With every year and every spring-summer collection comes new trends, new colours and new silhouettes for girls' boutique clothing, but despite everything else changing, there was always one item of clothing that would always be on the rail, or so we thought.
A sneak peek of the upcoming collection by John Lewis had a conspicuous lack of floral midi dresses, a staple of boutiques up and down the high street.
The reason for this, according to fashion director Queralt Ferrer, is that the trend has been around far too long and it is time for people to move on.
This is in spite of their popularity with almost everyone, from the Princess of Wales to actors such as Emily Ratajkowski, and how the look is so versatile it can be a casual style with a pair of sneakers or with a pair of heels or Mary Jane shoes to create a look perfect for garden parties or wedding receptions.
Whilst floral dresses have been an on-and-off trend since time immemorial, the most recent rise of the floral look came as a response to the normcore movement of the early 2010s.

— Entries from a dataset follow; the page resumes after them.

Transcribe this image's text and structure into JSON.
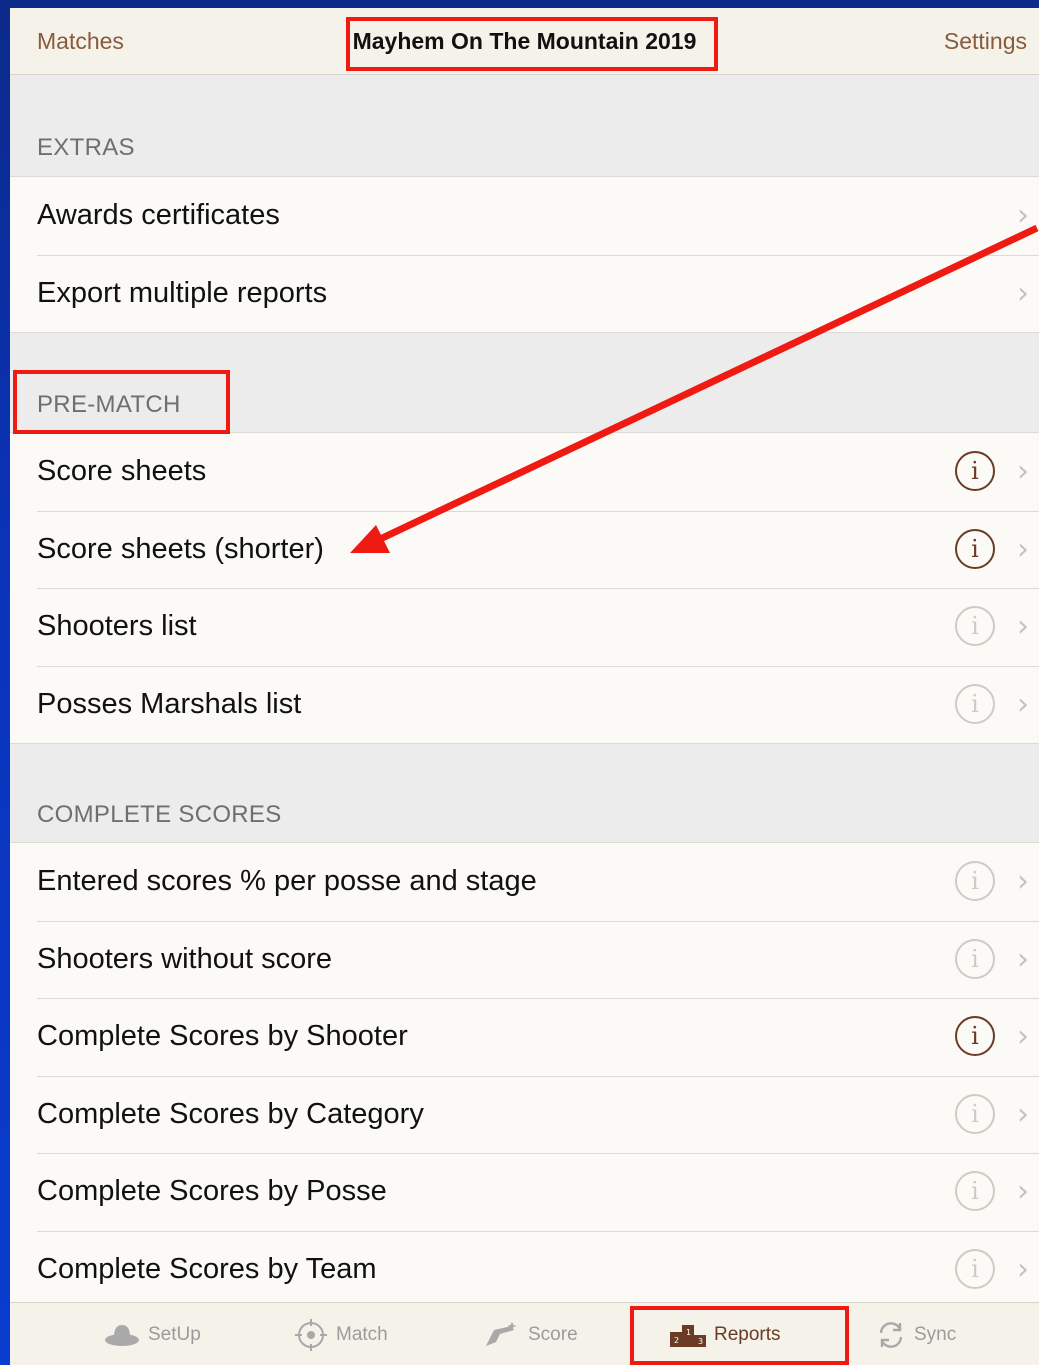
{
  "navbar": {
    "left_label": "Matches",
    "title": "Mayhem On The Mountain 2019",
    "right_label": "Settings"
  },
  "sections": {
    "extras": {
      "header": "EXTRAS",
      "rows": [
        {
          "label": "Awards certificates"
        },
        {
          "label": "Export multiple reports"
        }
      ]
    },
    "prematch": {
      "header": "PRE-MATCH",
      "rows": [
        {
          "label": "Score sheets",
          "info": "active"
        },
        {
          "label": "Score sheets (shorter)",
          "info": "active"
        },
        {
          "label": "Shooters list",
          "info": "inactive"
        },
        {
          "label": "Posses Marshals list",
          "info": "inactive"
        }
      ]
    },
    "complete": {
      "header": "COMPLETE SCORES",
      "rows": [
        {
          "label": "Entered scores % per posse and stage",
          "info": "inactive"
        },
        {
          "label": "Shooters without score",
          "info": "inactive"
        },
        {
          "label": "Complete Scores by Shooter",
          "info": "active"
        },
        {
          "label": "Complete Scores by Category",
          "info": "inactive"
        },
        {
          "label": "Complete Scores by Posse",
          "info": "inactive"
        },
        {
          "label": "Complete Scores by Team",
          "info": "inactive"
        }
      ]
    }
  },
  "tabbar": {
    "tabs": [
      {
        "label": "SetUp",
        "icon": "cowboy-hat-icon"
      },
      {
        "label": "Match",
        "icon": "target-icon"
      },
      {
        "label": "Score",
        "icon": "revolver-icon"
      },
      {
        "label": "Reports",
        "icon": "podium-icon",
        "selected": true
      },
      {
        "label": "Sync",
        "icon": "sync-icon"
      }
    ]
  },
  "icons": {
    "info": "ⓘ",
    "chevron": "›"
  },
  "colors": {
    "accent": "#8a5a3c",
    "selected_tab": "#6b3b26",
    "annotation_red": "#ef1a12",
    "background_blue": "#0a33b8"
  }
}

Near the end of the decade, as befits the fashion cycle, the floral midi made a striking comeback, as they were easy to wear, easy to make, bright and vibrant. In other words, they were a perfect antidote to anti-fashion.

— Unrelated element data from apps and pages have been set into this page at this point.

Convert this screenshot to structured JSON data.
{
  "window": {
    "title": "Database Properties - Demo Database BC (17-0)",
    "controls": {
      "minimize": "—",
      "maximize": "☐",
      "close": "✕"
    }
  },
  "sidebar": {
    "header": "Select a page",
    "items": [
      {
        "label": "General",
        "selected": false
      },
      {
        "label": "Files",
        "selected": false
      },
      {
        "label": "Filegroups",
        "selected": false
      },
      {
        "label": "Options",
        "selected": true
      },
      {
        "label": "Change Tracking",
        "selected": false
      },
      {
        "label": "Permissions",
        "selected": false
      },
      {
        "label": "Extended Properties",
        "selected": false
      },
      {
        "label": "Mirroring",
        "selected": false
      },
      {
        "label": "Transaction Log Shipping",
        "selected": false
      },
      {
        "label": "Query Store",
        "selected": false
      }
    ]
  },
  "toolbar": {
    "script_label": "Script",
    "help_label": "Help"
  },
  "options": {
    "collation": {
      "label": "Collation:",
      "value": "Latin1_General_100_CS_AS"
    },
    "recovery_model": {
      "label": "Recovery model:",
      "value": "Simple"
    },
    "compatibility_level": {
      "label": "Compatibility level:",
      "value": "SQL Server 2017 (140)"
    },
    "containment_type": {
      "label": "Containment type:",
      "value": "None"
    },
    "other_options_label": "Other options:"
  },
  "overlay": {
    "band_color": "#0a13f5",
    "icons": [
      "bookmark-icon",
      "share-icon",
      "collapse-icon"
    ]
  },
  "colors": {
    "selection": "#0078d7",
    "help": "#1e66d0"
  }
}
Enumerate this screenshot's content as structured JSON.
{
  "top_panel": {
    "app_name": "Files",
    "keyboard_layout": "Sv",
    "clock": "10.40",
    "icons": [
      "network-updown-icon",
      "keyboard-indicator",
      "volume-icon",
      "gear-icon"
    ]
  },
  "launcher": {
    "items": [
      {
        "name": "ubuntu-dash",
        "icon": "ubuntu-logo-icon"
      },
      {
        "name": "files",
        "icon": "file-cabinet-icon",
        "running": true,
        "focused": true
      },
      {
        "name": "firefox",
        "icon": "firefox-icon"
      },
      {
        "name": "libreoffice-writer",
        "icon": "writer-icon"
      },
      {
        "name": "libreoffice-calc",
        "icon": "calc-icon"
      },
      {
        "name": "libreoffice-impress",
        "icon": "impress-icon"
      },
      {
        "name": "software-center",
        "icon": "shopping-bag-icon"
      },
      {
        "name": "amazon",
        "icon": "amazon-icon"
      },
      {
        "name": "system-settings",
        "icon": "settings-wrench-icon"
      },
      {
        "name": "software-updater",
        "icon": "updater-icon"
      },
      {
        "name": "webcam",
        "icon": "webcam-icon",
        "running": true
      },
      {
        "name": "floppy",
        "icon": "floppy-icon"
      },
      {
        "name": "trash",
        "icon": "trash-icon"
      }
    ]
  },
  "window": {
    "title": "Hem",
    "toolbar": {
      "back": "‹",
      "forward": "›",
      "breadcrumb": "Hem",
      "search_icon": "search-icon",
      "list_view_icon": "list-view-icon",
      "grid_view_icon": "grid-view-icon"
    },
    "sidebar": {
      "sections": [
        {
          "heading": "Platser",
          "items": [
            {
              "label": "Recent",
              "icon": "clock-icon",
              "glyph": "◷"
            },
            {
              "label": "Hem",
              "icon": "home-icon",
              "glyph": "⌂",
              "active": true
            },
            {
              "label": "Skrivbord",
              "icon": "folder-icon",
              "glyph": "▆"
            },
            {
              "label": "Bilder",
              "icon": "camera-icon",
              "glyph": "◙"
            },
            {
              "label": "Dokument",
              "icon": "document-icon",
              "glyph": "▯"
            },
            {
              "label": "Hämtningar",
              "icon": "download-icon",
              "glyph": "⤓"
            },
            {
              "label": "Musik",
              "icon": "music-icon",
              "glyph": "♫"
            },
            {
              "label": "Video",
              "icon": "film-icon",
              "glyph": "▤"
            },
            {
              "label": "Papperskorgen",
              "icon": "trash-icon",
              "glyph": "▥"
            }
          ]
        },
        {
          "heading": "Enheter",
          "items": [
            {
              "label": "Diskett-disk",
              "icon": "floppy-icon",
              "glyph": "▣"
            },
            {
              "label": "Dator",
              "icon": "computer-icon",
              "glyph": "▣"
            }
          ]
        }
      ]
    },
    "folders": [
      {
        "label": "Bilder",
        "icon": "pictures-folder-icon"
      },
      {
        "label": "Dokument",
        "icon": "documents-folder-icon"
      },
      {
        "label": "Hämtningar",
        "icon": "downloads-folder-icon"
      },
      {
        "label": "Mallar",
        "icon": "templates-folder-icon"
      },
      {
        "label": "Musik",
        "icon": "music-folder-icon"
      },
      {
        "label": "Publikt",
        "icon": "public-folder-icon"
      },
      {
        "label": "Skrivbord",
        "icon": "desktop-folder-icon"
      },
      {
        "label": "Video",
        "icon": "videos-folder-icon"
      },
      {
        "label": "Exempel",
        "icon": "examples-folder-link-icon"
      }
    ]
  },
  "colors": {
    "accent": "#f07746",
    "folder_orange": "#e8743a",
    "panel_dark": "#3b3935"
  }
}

They continued to be popular even as fashionistas were confined to their homes, as they were as suited to relaxing at home as they were enjoying the bright midday sun or the bright lights of a city centre.
However, unlike the white shirt or blouses emblazoned with Breton stripes, floral dresses are bright enough and noticeable enough to be vulnerable to the winds of change.
The rise of trends such as Y2K and the growing resurgence of separates instead of dresses, tailored cuts instead of loose fits and statement prints instead of flowers has led to the flowers returning to the wardrobe, at least for now.